Lincoln County School Board to begin superintendent search
Published 8:46 pm Wednesday, March 21, 2018
The Lincoln County School Board has to start shopping for an appointed leader fast, because the price of superintendents is going up.
Mississippi School Boards Association Executive Director Michael Waldrop told board members Monday time would be a critical factor in their selection of an appointed superintendent to take office on Jan. 1, 2020, because candidates who meet qualifications under the new law will go fast. He urged the board to tackle the matter sooner rather than later during his presentation, in which he briefed members on new superintendent qualification requirements.
“You need to start thinking now how to go about transitioning from an elected superintendent to an appointed superintendent,” Waldrop said. “You can get into deep water.”
Waldrop pointed out there are 19 superintendent vacancies in Mississippi, with the MSBA helping conduct candidate searches for about half of those. The 2016 law changing all superintendents to appointed positions also mandates certain qualifications new superintendents must meet, and the pool of local and regional candidates will dry up quickly, he said.
Waldrop recommended the board first begin discussions with current Lincoln County School District Superintendent Mickey Myers to see if he is interested in the position. If so, he advised the board to nail Myers down early in the process. If not, he recommended the board go into search mode no later than January.
“To do a really good search, you at least need to allow three months. Four months is better,” Waldrop said. “A really good search will take six or seven months.”
There’s an obvious question that could simplify the appointing process, but neither Myers nor the board is quite ready to ask it — does Myers want the job?
“I’ll make that decision in a timely manner,” he said.
Myers meets the requirements for an appointed superintendent under the new law.
It requires at least six years of classroom or administrative experience, including three years at a school with an A or B accountability rating or a school that increased its rating by a letter grade in Mississippi or another state with comparable accountability standards. The school has to have maintained the rating during the superintendent candidate’s employment there.
Those requirements are waived for veteran superintendents or assistant superintendents who have served before July 1, 2017. Myers was elected in 2015 and has long experience teaching and administering in Bogue Chitto.
The board could appoint Myers if he’s interested, rate and compare its four principals for elevation to the position or begin an outside search.
Whatever option the board chooses, it will be entering a new era in school leadership in Mississippi. Superintendents and school boards have always coexisted, but on the first day of 2020 the highest power — the ability to hire and fire —will rest with the boards.
“Once you appoint a superintendent, the relationship is going to change,” Waldrop explained. “If you have an underperforming school district, there’s a clear line of accountability back to the board.”

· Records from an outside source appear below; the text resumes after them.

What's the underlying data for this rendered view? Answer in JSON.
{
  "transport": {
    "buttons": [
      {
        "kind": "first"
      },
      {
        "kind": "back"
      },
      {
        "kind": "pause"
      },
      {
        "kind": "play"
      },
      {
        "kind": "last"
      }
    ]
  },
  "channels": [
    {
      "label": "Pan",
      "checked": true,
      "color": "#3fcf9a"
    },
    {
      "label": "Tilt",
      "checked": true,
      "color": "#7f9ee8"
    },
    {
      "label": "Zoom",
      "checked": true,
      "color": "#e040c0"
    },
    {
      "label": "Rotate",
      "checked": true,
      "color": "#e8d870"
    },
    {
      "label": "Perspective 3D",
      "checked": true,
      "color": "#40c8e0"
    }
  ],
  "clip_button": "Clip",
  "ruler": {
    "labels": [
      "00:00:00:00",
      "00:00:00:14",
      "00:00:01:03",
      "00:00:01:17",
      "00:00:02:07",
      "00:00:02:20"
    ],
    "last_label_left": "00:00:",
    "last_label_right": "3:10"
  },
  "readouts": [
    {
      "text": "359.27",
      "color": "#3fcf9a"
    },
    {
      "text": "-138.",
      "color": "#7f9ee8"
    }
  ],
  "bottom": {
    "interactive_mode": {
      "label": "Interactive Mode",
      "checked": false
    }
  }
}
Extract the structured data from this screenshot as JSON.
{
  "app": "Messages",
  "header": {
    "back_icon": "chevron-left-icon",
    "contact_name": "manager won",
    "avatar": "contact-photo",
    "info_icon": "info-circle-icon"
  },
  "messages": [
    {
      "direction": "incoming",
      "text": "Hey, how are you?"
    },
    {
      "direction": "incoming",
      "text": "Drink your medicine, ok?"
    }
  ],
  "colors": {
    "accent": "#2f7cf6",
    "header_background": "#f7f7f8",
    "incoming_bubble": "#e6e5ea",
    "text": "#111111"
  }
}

Board attorney Jim Keith pointed out another interesting way the dynamics will change statewide — school boards from district to district, always entirely independent of one another, will now begin competing against each other for qualified candidates. He likened the future recruiting efforts to the hiring and firing of football coaches.
“Superintendent poaching is absolutely going to happen,” Keith said. “People are going to be competing for qualified candidates. Madison is open now — what would keep Madison from going to, say, Rankin and making their superintendent an offer?”
Waldrop pointed out one of the 19 vacancies now open is for the Tupelo Public School District, the 10th largest in the state. According to online salary records, Tupelo superintendent Gearl Loden makes almost $209,000 per year — almost twice Myers’ $110,000.
“If Tupelo offered (Myers) $230,000, it would be hard to say, ‘no,’” Waldrop said.
If Myers is the board’s man, another option they have to hide him from bigger districts is to accept his resignation and immediately rehire him on a contract just long enough to get beyond the Jan. 1, 2020 deadline.
The entire process is still up in the air.
“It may be up to (Myers). We don’t know yet,” said board member Joanna Posey. “We’ll have to have some long talks about it.”